I’ve recently been doing a blogging challenge with some friends, trying to write a post a day. I’m doing pretty well so far, managing a continuous stream of posts since the 19th. Some days it’s easier than others.
I like blogging. I try to produce complete thoughts, more developed than they would be on FB or twitter. Unless you’re doing a link blog, you can’t just chuck out a URL but need to give it some context. Writing daily is working well for me, and I’m looking at drafting my book by writing lots and lots of smaller posts.
My first blog started in October 2007. The initial post was throat-clearing:
I figured that it was about time that I put some stuff on my web-pages. I’ve put up pages before and then not touched them for months so I decided to use Blogger. This way I can add updates without having to use an FTP client. There is no guarantee that I will find anything interesting to say, but we shall see. Wednesday, October 03, 2001
I still have the files on my hard drive, and one day I’ll add them to this site. I’ve added content from some of the other blogging platforms I’ve used. A lot of the images have disappeared over time, but the text is there. And I like looking back on those memories, or being able to call up the little mini-essays I’ve written.
I’d love to see a revival in blogging. Facebook tends to produce less considered, less complete thoughts. And, while Facebook does a good job of distributing updates, it’s not as neutral as a blog. It shows you the things it thinks you’ll be interested in, the things that keep you interacting with their site. That isn’t quite the same thing as what is actually interesting. It also cuts out a lot of content. Some people seem to get screened-outcompletely by the algorithm. Facebook hides too much. It picks which posts it thinks should be distributed.
We need to see the boring posts. It’s good to know what other things someone is into, even if we find ourselves skipping them. It’s the same problem with online news – when you buy a physical newspaper, you get the articles you want and a load of other ones. You can see the space taken up by things you don’t care about, work out how important your passions are. As news becomes filtered and sorted, we lost that comparison with the boring things.

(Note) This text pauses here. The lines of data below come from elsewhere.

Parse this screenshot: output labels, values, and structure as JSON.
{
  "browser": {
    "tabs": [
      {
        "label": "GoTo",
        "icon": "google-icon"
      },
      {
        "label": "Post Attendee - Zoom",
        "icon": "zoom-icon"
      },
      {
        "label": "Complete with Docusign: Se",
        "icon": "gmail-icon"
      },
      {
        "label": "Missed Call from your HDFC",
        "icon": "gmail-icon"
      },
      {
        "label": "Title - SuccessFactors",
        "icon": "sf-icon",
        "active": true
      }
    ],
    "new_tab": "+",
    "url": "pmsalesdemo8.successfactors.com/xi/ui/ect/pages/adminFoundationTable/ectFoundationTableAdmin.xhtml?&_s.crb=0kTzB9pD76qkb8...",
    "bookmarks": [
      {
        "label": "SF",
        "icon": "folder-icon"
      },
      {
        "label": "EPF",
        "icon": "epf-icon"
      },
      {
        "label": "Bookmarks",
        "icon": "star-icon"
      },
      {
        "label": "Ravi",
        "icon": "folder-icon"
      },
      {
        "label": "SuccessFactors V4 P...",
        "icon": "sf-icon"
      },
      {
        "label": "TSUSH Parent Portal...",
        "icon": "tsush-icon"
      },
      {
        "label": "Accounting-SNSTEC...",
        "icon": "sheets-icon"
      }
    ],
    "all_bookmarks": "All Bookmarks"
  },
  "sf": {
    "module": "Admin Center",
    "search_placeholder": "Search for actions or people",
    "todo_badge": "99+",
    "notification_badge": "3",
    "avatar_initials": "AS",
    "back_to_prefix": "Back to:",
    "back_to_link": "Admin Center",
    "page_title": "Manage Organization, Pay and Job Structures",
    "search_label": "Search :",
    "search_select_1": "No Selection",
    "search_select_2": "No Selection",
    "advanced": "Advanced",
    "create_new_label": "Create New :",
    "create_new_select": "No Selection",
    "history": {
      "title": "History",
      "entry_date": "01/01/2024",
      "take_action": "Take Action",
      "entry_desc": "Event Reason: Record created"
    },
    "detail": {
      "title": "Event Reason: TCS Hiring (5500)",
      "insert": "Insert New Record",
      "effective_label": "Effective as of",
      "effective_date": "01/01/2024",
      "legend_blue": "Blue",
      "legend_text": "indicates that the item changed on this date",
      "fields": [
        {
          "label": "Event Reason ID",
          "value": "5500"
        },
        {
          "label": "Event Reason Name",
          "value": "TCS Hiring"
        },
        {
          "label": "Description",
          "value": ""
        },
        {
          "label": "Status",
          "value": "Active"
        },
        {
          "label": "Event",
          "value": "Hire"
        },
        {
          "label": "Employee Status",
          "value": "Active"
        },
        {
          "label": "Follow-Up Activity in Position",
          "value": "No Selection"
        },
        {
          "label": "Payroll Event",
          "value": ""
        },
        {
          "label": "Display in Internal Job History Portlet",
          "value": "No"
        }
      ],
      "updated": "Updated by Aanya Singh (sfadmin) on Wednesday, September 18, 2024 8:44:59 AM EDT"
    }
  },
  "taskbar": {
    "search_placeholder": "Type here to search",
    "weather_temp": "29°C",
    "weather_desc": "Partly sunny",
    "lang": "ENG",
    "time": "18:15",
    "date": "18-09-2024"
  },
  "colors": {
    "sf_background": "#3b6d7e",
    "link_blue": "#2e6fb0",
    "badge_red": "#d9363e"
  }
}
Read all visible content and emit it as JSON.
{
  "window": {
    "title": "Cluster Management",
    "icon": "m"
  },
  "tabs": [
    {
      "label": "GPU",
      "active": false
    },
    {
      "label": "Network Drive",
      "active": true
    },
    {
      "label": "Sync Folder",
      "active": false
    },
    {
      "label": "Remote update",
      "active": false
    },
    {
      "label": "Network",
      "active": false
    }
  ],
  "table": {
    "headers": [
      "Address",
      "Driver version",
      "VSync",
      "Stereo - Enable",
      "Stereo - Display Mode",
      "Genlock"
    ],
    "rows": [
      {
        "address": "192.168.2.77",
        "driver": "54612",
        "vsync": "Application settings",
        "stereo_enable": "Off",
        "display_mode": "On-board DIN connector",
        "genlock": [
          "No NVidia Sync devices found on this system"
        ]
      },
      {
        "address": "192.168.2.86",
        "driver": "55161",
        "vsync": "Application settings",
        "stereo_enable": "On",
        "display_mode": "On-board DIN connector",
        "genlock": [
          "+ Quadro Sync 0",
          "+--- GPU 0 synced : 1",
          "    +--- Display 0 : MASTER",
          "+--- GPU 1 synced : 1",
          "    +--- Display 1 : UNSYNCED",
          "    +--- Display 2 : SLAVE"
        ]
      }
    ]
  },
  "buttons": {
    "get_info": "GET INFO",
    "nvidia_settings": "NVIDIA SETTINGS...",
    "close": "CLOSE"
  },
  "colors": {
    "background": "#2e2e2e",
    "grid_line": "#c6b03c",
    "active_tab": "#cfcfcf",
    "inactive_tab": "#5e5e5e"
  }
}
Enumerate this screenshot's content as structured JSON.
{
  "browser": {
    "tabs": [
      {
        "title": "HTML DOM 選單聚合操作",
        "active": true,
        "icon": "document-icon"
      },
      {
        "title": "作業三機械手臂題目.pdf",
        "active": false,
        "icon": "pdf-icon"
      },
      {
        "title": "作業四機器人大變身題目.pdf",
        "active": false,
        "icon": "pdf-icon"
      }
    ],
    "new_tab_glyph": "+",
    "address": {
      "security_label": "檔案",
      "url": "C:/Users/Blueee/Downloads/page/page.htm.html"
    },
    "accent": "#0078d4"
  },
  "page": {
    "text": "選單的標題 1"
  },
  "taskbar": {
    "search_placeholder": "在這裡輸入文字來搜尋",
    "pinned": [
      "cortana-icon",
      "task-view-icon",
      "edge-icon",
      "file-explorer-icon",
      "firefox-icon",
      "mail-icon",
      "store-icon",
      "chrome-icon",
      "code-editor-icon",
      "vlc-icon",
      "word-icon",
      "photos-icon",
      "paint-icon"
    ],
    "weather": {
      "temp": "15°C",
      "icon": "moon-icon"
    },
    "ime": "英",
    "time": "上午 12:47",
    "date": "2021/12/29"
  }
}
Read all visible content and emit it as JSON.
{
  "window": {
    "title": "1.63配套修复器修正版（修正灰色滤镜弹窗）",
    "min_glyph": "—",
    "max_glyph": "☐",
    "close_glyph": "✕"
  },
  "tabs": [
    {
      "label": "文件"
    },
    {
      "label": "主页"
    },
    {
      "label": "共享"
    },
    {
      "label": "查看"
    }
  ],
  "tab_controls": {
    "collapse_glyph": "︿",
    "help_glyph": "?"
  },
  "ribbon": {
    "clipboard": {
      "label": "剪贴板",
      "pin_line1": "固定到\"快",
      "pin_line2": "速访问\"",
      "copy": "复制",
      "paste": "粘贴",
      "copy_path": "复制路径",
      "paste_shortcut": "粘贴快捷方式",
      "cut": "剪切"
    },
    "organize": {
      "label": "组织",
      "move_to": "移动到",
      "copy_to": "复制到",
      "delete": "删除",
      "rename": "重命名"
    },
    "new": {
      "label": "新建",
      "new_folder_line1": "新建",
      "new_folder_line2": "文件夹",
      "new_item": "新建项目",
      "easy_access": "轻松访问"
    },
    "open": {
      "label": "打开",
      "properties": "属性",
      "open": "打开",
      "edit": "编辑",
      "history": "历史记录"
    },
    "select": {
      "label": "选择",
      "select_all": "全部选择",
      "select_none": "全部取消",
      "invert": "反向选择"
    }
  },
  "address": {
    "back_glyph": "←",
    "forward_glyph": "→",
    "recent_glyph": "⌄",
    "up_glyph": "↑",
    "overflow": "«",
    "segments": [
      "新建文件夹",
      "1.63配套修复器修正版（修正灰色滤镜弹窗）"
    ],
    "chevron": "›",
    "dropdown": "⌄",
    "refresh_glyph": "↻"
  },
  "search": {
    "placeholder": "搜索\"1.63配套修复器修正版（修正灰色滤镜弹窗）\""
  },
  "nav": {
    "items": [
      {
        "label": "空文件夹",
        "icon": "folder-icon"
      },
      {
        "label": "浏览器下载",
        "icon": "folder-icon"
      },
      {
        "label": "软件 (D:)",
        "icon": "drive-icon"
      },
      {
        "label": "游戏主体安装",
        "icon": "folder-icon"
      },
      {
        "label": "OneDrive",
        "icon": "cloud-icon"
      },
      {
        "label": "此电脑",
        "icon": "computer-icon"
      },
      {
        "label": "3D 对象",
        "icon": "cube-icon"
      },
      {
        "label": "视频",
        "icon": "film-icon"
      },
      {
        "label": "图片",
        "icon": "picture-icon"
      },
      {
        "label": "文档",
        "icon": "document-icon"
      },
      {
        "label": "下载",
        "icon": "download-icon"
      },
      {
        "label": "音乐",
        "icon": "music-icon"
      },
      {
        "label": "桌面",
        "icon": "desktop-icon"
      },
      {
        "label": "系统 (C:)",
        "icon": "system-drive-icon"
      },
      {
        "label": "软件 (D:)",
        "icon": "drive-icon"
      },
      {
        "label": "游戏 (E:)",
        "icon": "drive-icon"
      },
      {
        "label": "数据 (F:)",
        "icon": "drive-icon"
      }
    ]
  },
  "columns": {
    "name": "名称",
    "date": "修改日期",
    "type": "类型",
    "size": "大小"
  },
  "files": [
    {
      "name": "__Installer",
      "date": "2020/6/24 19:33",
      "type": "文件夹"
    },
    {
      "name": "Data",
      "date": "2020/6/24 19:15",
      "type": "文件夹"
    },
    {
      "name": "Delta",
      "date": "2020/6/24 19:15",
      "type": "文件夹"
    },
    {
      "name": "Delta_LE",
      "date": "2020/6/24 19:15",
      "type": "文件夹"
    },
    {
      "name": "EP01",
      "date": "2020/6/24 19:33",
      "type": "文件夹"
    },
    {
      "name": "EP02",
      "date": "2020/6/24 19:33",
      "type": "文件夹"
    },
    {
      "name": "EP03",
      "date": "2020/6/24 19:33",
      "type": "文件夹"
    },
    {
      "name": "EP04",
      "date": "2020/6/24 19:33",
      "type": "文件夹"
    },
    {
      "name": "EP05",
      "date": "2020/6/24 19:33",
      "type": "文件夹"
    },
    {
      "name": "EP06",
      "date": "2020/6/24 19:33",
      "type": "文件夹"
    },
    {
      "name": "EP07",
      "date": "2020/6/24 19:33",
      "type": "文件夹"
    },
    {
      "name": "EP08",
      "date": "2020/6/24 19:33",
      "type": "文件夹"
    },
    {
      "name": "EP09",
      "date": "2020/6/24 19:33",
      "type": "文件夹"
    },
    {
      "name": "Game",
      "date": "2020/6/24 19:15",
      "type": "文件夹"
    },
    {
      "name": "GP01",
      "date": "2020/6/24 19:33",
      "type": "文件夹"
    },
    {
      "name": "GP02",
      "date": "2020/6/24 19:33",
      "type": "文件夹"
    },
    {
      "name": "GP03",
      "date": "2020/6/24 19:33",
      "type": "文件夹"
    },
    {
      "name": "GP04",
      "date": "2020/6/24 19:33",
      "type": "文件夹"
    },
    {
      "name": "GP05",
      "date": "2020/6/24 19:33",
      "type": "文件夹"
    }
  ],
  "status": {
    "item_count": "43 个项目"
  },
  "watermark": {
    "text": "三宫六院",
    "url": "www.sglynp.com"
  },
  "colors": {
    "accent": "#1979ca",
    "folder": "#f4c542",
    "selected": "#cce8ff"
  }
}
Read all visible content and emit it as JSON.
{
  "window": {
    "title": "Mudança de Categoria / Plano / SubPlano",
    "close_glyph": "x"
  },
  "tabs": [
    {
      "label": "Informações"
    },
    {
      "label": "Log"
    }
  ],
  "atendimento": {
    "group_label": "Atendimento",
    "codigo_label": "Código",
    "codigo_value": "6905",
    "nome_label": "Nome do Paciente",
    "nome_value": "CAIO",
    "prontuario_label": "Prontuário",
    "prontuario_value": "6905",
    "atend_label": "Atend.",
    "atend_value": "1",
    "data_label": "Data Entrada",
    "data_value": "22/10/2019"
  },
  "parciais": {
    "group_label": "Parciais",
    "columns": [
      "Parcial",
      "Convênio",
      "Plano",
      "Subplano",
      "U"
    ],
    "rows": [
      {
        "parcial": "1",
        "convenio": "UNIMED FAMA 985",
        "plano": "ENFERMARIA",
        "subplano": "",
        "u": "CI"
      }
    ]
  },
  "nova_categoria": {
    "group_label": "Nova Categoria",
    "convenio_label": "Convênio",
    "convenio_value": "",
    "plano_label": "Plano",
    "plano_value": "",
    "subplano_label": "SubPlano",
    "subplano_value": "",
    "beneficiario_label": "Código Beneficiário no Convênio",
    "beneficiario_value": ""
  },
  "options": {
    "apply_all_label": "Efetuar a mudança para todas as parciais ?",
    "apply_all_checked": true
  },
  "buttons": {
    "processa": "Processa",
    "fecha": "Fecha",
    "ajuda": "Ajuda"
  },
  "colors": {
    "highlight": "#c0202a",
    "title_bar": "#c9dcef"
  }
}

Blogging isn’t perfect. It’s not obvious to most people how to follow them, and it seems less convenient than Facebook. The Indie Web is promising, but it’s still difficult to use – it’s missing its Blogger moment, where it becomes easy for most people to get it working. And a guide on ‘how to follow blogs’ deserves a whole post of its own.
The best thing about blogs is that they produce a collection of thoughts, that they do some additional work with the links and ideas we encounter online. Quoting Warren Ellis for the second day in a row: “If we’re not doing something with the information we’re taking in, then we’re just pigs at the media trough.“